Committee Member

Rutter, Amanda

Committee Member

Tsai, Chia-Lin


College of Education and Behavioral Sciences; School of Teacher Education, Educational Studies


University of Northern Colorado

Type of Resources


Place of Publication

Greeley, (Colo.)


University of Northern Colorado

Date Created



101 pages

Digital Origin

Born digital

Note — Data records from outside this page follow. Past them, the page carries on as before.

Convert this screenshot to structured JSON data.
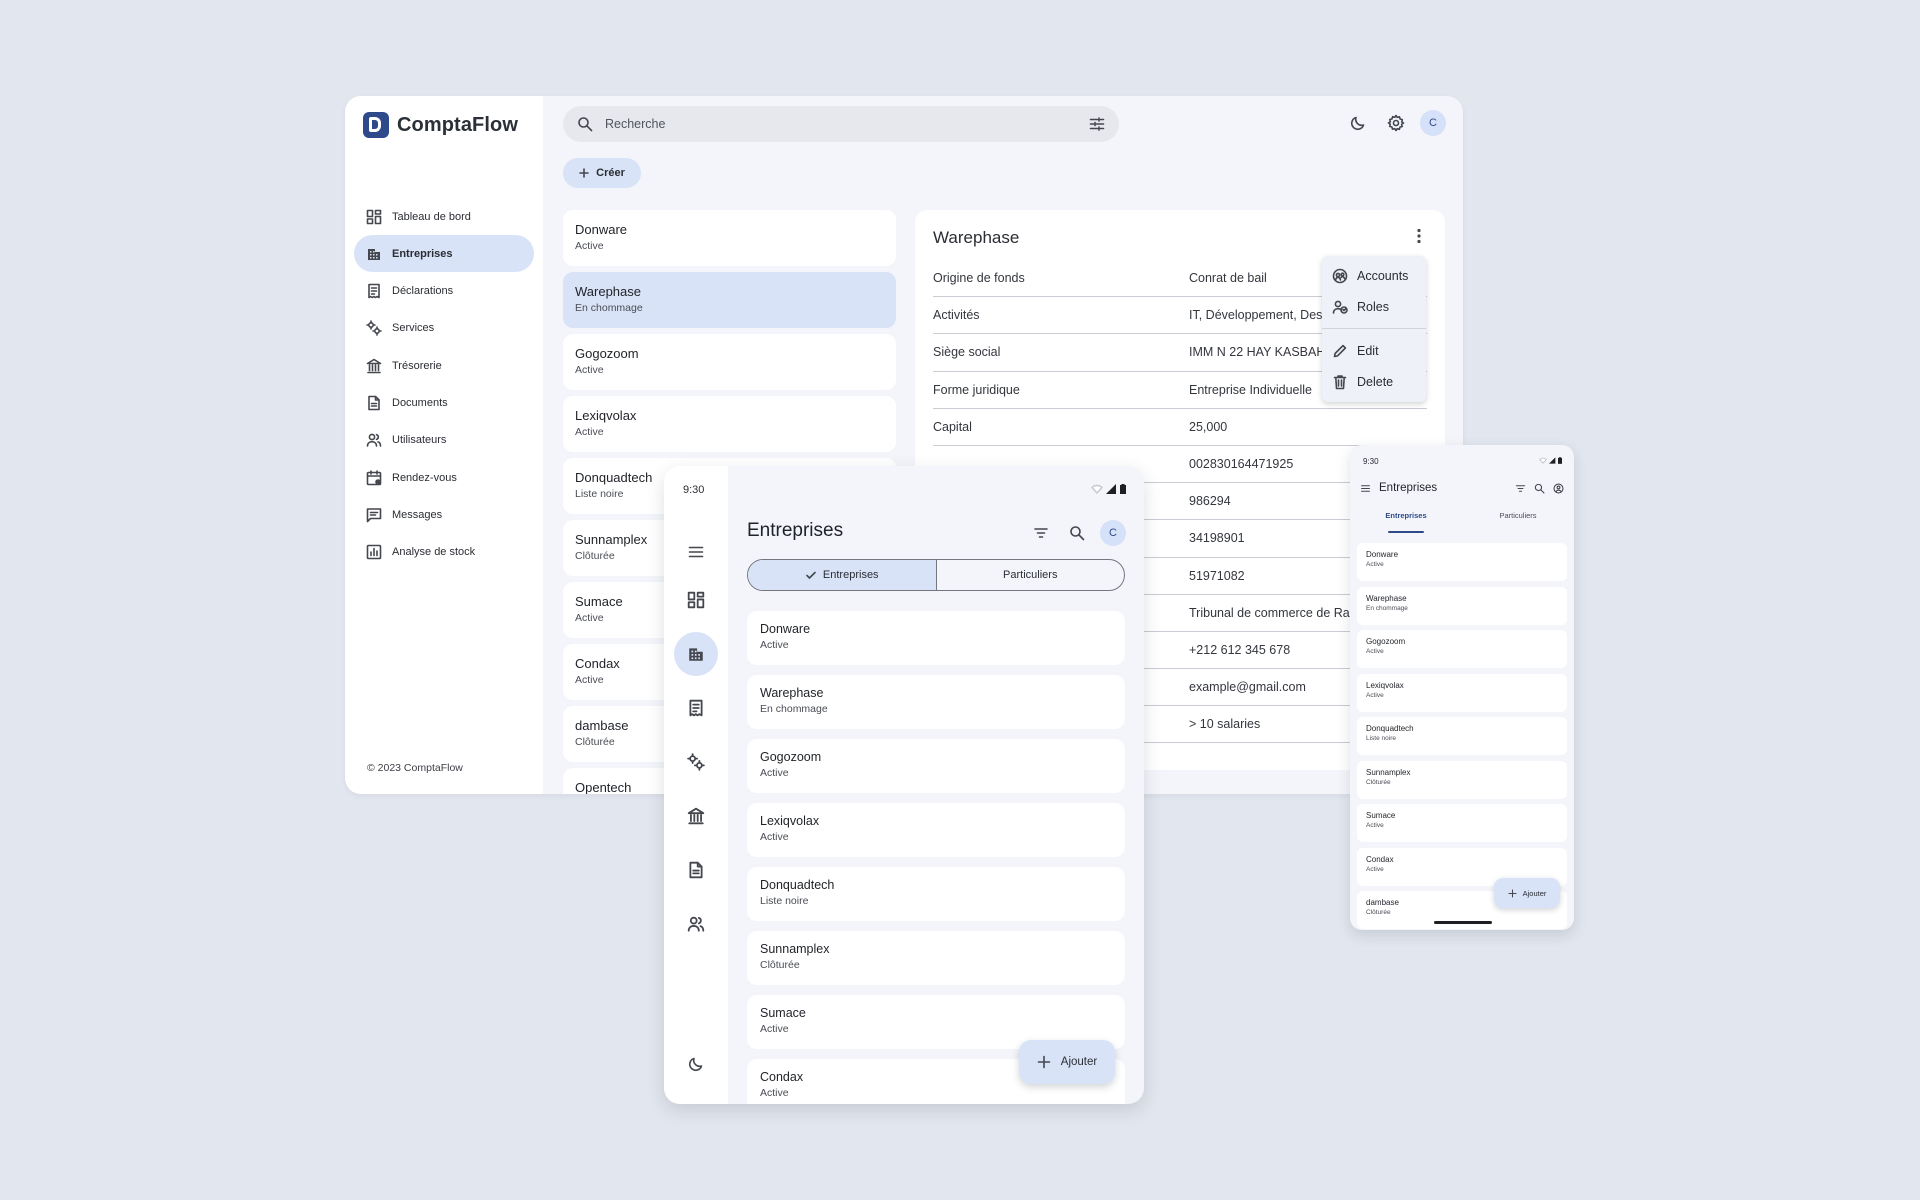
{
  "desktop": {
    "app_name": "ComptaFlow",
    "search_placeholder": "Recherche",
    "avatar_letter": "C",
    "create_label": "Créer",
    "nav": [
      {
        "label": "Tableau de bord",
        "icon": "dashboard-icon"
      },
      {
        "label": "Entreprises",
        "icon": "building-icon"
      },
      {
        "label": "Déclarations",
        "icon": "receipt-icon"
      },
      {
        "label": "Services",
        "icon": "services-icon"
      },
      {
        "label": "Trésorerie",
        "icon": "bank-icon"
      },
      {
        "label": "Documents",
        "icon": "document-icon"
      },
      {
        "label": "Utilisateurs",
        "icon": "users-icon"
      },
      {
        "label": "Rendez-vous",
        "icon": "calendar-icon"
      },
      {
        "label": "Messages",
        "icon": "message-icon"
      },
      {
        "label": "Analyse de stock",
        "icon": "chart-icon"
      }
    ],
    "copyright": "© 2023 ComptaFlow",
    "companies": [
      {
        "name": "Donware",
        "status": "Active"
      },
      {
        "name": "Warephase",
        "status": "En chommage"
      },
      {
        "name": "Gogozoom",
        "status": "Active"
      },
      {
        "name": "Lexiqvolax",
        "status": "Active"
      },
      {
        "name": "Donquadtech",
        "status": "Liste noire"
      },
      {
        "name": "Sunnamplex",
        "status": "Clôturée"
      },
      {
        "name": "Sumace",
        "status": "Active"
      },
      {
        "name": "Condax",
        "status": "Active"
      },
      {
        "name": "dambase",
        "status": "Clôturée"
      },
      {
        "name": "Opentech",
        "status": ""
      }
    ],
    "detail": {
      "title": "Warephase",
      "rows": [
        {
          "key": "Origine de fonds",
          "value": "Conrat de bail"
        },
        {
          "key": "Activités",
          "value": "IT, Développement, Des"
        },
        {
          "key": "Siège social",
          "value": "IMM N 22 HAY KASBAH"
        },
        {
          "key": "Forme juridique",
          "value": "Entreprise Individuelle"
        },
        {
          "key": "Capital",
          "value": "25,000"
        },
        {
          "key": "",
          "value": "002830164471925"
        },
        {
          "key": "",
          "value": "986294"
        },
        {
          "key": "",
          "value": "34198901"
        },
        {
          "key": "",
          "value": "51971082"
        },
        {
          "key": "",
          "value": "Tribunal de commerce de Ra"
        },
        {
          "key": "",
          "value": "+212 612 345 678"
        },
        {
          "key": "",
          "value": "example@gmail.com"
        },
        {
          "key": "",
          "value": "> 10 salaries"
        }
      ]
    },
    "context_menu": [
      "Accounts",
      "Roles",
      "Edit",
      "Delete"
    ]
  },
  "tablet": {
    "time": "9:30",
    "title": "Entreprises",
    "avatar_letter": "C",
    "segment_on": "Entreprises",
    "segment_off": "Particuliers",
    "fab_label": "Ajouter",
    "companies": [
      {
        "name": "Donware",
        "status": "Active"
      },
      {
        "name": "Warephase",
        "status": "En chommage"
      },
      {
        "name": "Gogozoom",
        "status": "Active"
      },
      {
        "name": "Lexiqvolax",
        "status": "Active"
      },
      {
        "name": "Donquadtech",
        "status": "Liste noire"
      },
      {
        "name": "Sunnamplex",
        "status": "Clôturée"
      },
      {
        "name": "Sumace",
        "status": "Active"
      },
      {
        "name": "Condax",
        "status": "Active"
      }
    ]
  },
  "phone": {
    "time": "9:30",
    "title": "Entreprises",
    "tab_on": "Entreprises",
    "tab_off": "Particuliers",
    "fab_label": "Ajouter",
    "companies": [
      {
        "name": "Donware",
        "status": "Active"
      },
      {
        "name": "Warephase",
        "status": "En chommage"
      },
      {
        "name": "Gogozoom",
        "status": "Active"
      },
      {
        "name": "Lexiqvolax",
        "status": "Active"
      },
      {
        "name": "Donquadtech",
        "status": "Liste noire"
      },
      {
        "name": "Sunnamplex",
        "status": "Clôturée"
      },
      {
        "name": "Sumace",
        "status": "Active"
      },
      {
        "name": "Condax",
        "status": "Active"
      },
      {
        "name": "dambase",
        "status": "Clôturée"
      }
    ]
  },
  "colors": {
    "background": "#e2e6ee",
    "accent": "#d8e3f7",
    "brand": "#2f4a8a"
  }
}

The purpose of this research study was to provide a quantitative approach to the study of induction programs as a means to demonstrate their importance to lessening teacher attrition rates. The collection of quantitative data collected through an online Likert style survey was intended compare multiple induction programs and determine which induction program components are connected to increased job satisfaction and decreased teacher attrition. One school district agreed to participate in the online survey; 31 teachers completed it and were included in the results of the study. Due to unforeseen circumstances caused by COVID-19 and other uncontrollable factors, the study was not able to be completed in a manner that compared multiple schools or school districts. Instead, qualitative data were added through interview connecting numerical data with the emotions of being a novice teacher. Four novice teachers and one school principal were interviewed. The results of this study impact three groups of educators: administrators, teachers, and policy makers determining that support is necessary for novice teachers and should come from the administrator. Policy makers should be aware that support for novice teachers is necessary to retention. Both mentors and a system of support are important components of induction programs. More research will determine the connection between job satisfaction and perception of support and how they relate to teacher attrition.

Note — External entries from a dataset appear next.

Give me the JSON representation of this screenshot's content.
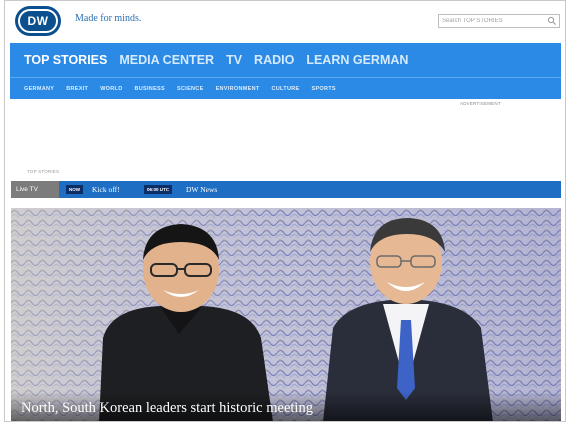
{
  "header": {
    "logo_text": "DW",
    "tagline": "Made for minds.",
    "search_placeholder": "Search TOP STORIES"
  },
  "nav": {
    "main": [
      {
        "label": "TOP STORIES",
        "active": true
      },
      {
        "label": "MEDIA CENTER",
        "active": false
      },
      {
        "label": "TV",
        "active": false
      },
      {
        "label": "RADIO",
        "active": false
      },
      {
        "label": "LEARN GERMAN",
        "active": false
      }
    ],
    "sub": [
      "GERMANY",
      "BREXIT",
      "WORLD",
      "BUSINESS",
      "SCIENCE",
      "ENVIRONMENT",
      "CULTURE",
      "SPORTS"
    ]
  },
  "ad_label": "ADVERTISEMENT",
  "section_label": "TOP STORIES",
  "livebar": {
    "live_label": "Live TV",
    "now_tag": "NOW",
    "now_title": "Kick off!",
    "time_tag": "06:00 UTC",
    "time_title": "DW News"
  },
  "hero": {
    "caption": "North, South Korean leaders start historic meeting"
  },
  "colors": {
    "brand_blue": "#2a8ae6",
    "logo_blue": "#0b4f8f",
    "livebar_blue": "#1e6fc4",
    "tag_navy": "#0b2e66"
  },
  "icons": {
    "search": "magnifier-icon",
    "logo": "dw-logo-icon"
  }
}
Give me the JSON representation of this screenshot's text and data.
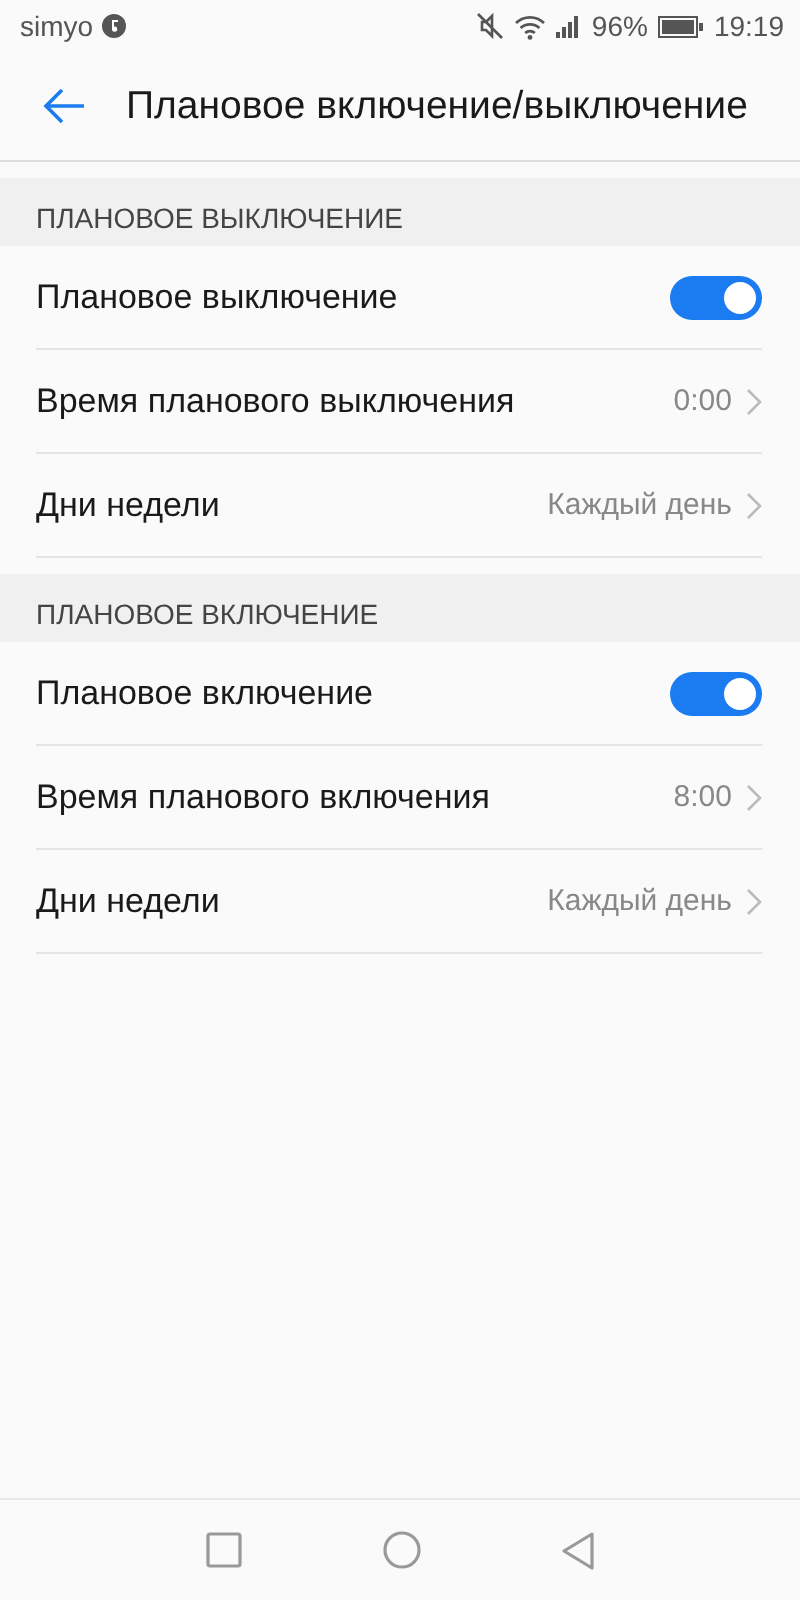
{
  "status_bar": {
    "carrier": "simyo",
    "battery": "96%",
    "time": "19:19"
  },
  "header": {
    "title": "Плановое включение/выключение"
  },
  "sections": [
    {
      "title": "ПЛАНОВОЕ ВЫКЛЮЧЕНИЕ",
      "items": [
        {
          "kind": "toggle",
          "label": "Плановое выключение",
          "on": true
        },
        {
          "kind": "link",
          "label": "Время планового выключения",
          "value": "0:00"
        },
        {
          "kind": "link",
          "label": "Дни недели",
          "value": "Каждый день"
        }
      ]
    },
    {
      "title": "ПЛАНОВОЕ ВКЛЮЧЕНИЕ",
      "items": [
        {
          "kind": "toggle",
          "label": "Плановое включение",
          "on": true
        },
        {
          "kind": "link",
          "label": "Время планового включения",
          "value": "8:00"
        },
        {
          "kind": "link",
          "label": "Дни недели",
          "value": "Каждый день"
        }
      ]
    }
  ]
}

Degree type


Degree Name


Local Identifiers


Rights Statement

Copyright is held by the author.